The pros of desalination are increased clean drinking water and the preservation of freshwater supplies, which are limited. The cons of desalination are the high energy costs of the process, the relatively high capital cost of desalination plants, and the potential environmental damage of the brine created during desalination.
Desalination is the process of removing salt and other substances from salt or brackish water to create high-quality drinkable water . Although the surface of the Earth is more than 70 percent water-covered, more than 96 percent of this water is saline, or salt water. Reverse osmosis is a proven method to draw clean water, drinkable or usable for growing crops, from salt water.
Although desalination is considered expensive compared to groundwater or rain water, during periods of drought, the costs are considered more reasonable. As of 2014, the energy required for desalination is about 2 kilowatt hours per cubic meter of water, and desalination plants meet this energy need with fossil fuel.
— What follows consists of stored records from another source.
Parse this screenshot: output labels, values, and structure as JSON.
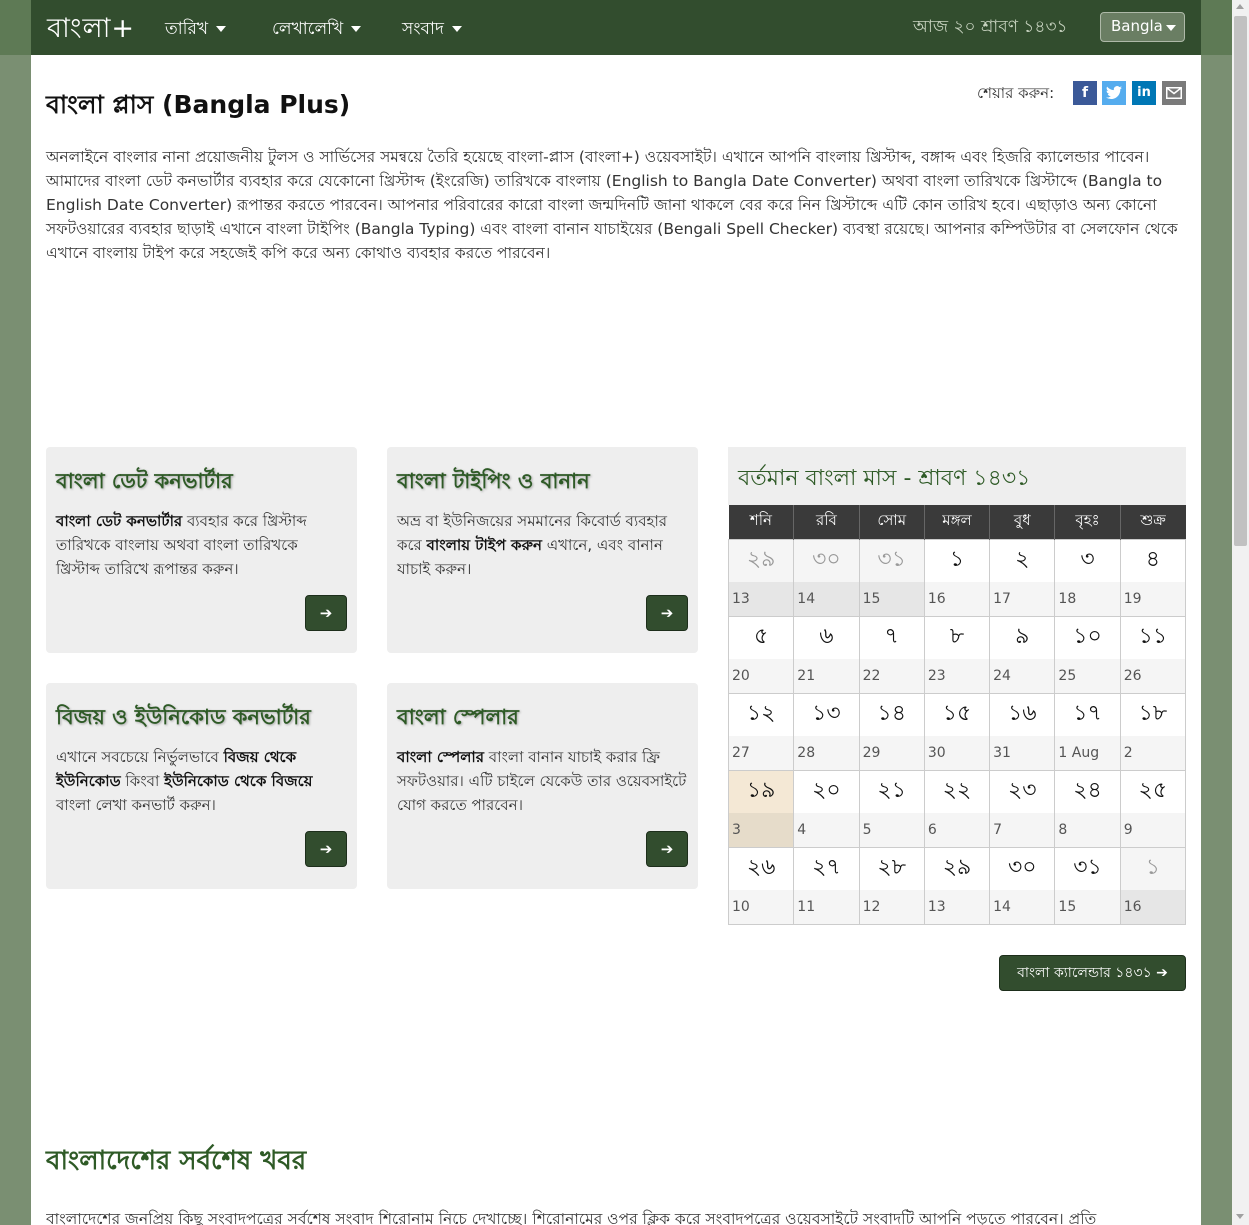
{
  "nav": {
    "brand": "বাংলা+",
    "items": [
      "তারিখ",
      "লেখালেখি",
      "সংবাদ"
    ],
    "today": "আজ ২০ শ্রাবণ ১৪৩১",
    "language": "Bangla"
  },
  "page": {
    "title": "বাংলা প্লাস (Bangla Plus)",
    "share_label": "শেয়ার করুন:",
    "intro": "অনলাইনে বাংলার নানা প্রয়োজনীয় টুলস ও সার্ভিসের সমন্বয়ে তৈরি হয়েছে বাংলা-প্লাস (বাংলা+) ওয়েবসাইট। এখানে আপনি বাংলায় খ্রিস্টাব্দ, বঙ্গাব্দ এবং হিজরি ক্যালেন্ডার পাবেন। আমাদের বাংলা ডেট কনভার্টার ব্যবহার করে যেকোনো খ্রিস্টাব্দ (ইংরেজি) তারিখকে বাংলায় (English to Bangla Date Converter) অথবা বাংলা তারিখকে খ্রিস্টাব্দে (Bangla to English Date Converter) রূপান্তর করতে পারবেন। আপনার পরিবারের কারো বাংলা জন্মদিনটি জানা থাকলে বের করে নিন খ্রিস্টাব্দে এটি কোন তারিখ হবে। এছাড়াও অন্য কোনো সফটওয়ারের ব্যবহার ছাড়াই এখানে বাংলা টাইপিং (Bangla Typing) এবং বাংলা বানান যাচাইয়ের (Bengali Spell Checker) ব্যবস্থা রয়েছে। আপনার কম্পিউটার বা সেলফোন থেকে এখানে বাংলায় টাইপ করে সহজেই কপি করে অন্য কোথাও ব্যবহার করতে পারবেন।"
  },
  "cards": [
    {
      "title": "বাংলা ডেট কনভার্টার",
      "bold1": "বাংলা ডেট কনভার্টার",
      "text1": " ব্যবহার করে খ্রিস্টাব্দ তারিখকে বাংলায় অথবা বাংলা তারিখকে খ্রিস্টাব্দ তারিখে রূপান্তর করুন।"
    },
    {
      "title": "বাংলা টাইপিং ও বানান",
      "text0": "অভ্র বা ইউনিজয়ের সমমানের কিবোর্ড ব্যবহার করে ",
      "bold1": "বাংলায় টাইপ করুন",
      "text1": " এখানে, এবং বানান যাচাই করুন।"
    },
    {
      "title": "বিজয় ও ইউনিকোড কনভার্টার",
      "text0": "এখানে সবচেয়ে নির্ভুলভাবে ",
      "bold1": "বিজয় থেকে ইউনিকোড",
      "text1": " কিংবা ",
      "bold2": "ইউনিকোড থেকে বিজয়ে",
      "text2": " বাংলা লেখা কনভার্ট করুন।"
    },
    {
      "title": "বাংলা স্পেলার",
      "bold1": "বাংলা স্পেলার",
      "text1": " বাংলা বানান যাচাই করার ফ্রি সফটওয়ার। এটি চাইলে যেকেউ তার ওয়েবসাইটে যোগ করতে পারবেন।"
    }
  ],
  "calendar": {
    "title": "বর্তমান বাংলা মাস - শ্রাবণ ১৪৩১",
    "weekdays": [
      "শনি",
      "রবি",
      "সোম",
      "মঙ্গল",
      "বুধ",
      "বৃহঃ",
      "শুক্র"
    ],
    "weeks": [
      {
        "bn": [
          "২৯",
          "৩০",
          "৩১",
          "১",
          "২",
          "৩",
          "৪"
        ],
        "en": [
          "13",
          "14",
          "15",
          "16",
          "17",
          "18",
          "19"
        ]
      },
      {
        "bn": [
          "৫",
          "৬",
          "৭",
          "৮",
          "৯",
          "১০",
          "১১"
        ],
        "en": [
          "20",
          "21",
          "22",
          "23",
          "24",
          "25",
          "26"
        ]
      },
      {
        "bn": [
          "১২",
          "১৩",
          "১৪",
          "১৫",
          "১৬",
          "১৭",
          "১৮"
        ],
        "en": [
          "27",
          "28",
          "29",
          "30",
          "31",
          "1 Aug",
          "2"
        ]
      },
      {
        "bn": [
          "১৯",
          "২০",
          "২১",
          "২২",
          "২৩",
          "২৪",
          "২৫"
        ],
        "en": [
          "3",
          "4",
          "5",
          "6",
          "7",
          "8",
          "9"
        ]
      },
      {
        "bn": [
          "২৬",
          "২৭",
          "২৮",
          "২৯",
          "৩০",
          "৩১",
          "১"
        ],
        "en": [
          "10",
          "11",
          "12",
          "13",
          "14",
          "15",
          "16"
        ]
      }
    ],
    "button_label": "বাংলা ক্যালেন্ডার ১৪৩১"
  },
  "news": {
    "title": "বাংলাদেশের সর্বশেষ খবর",
    "intro": "বাংলাদেশের জনপ্রিয় কিছু সংবাদপত্রের সর্বশেষ সংবাদ শিরোনাম নিচে দেখাচ্ছে। শিরোনামের ওপর ক্লিক করে সংবাদপত্রের ওয়েবসাইটে সংবাদটি আপনি পড়তে পারবেন। প্রতি"
  },
  "colors": {
    "brand_green": "#324d2e",
    "title_green": "#2e5a26",
    "today_highlight": "#f4e8d5"
  }
}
Desalination plants also produce pollution in the form of brine, concentrated waste that has up to twice as much salt content as sea water and may contain chemicals such as chlorine and the anti-scaling and anti-caking agents used in the process. Experts argue, however, that desalination plants may be less damaging on the environment than long pipelines or large-scale dams.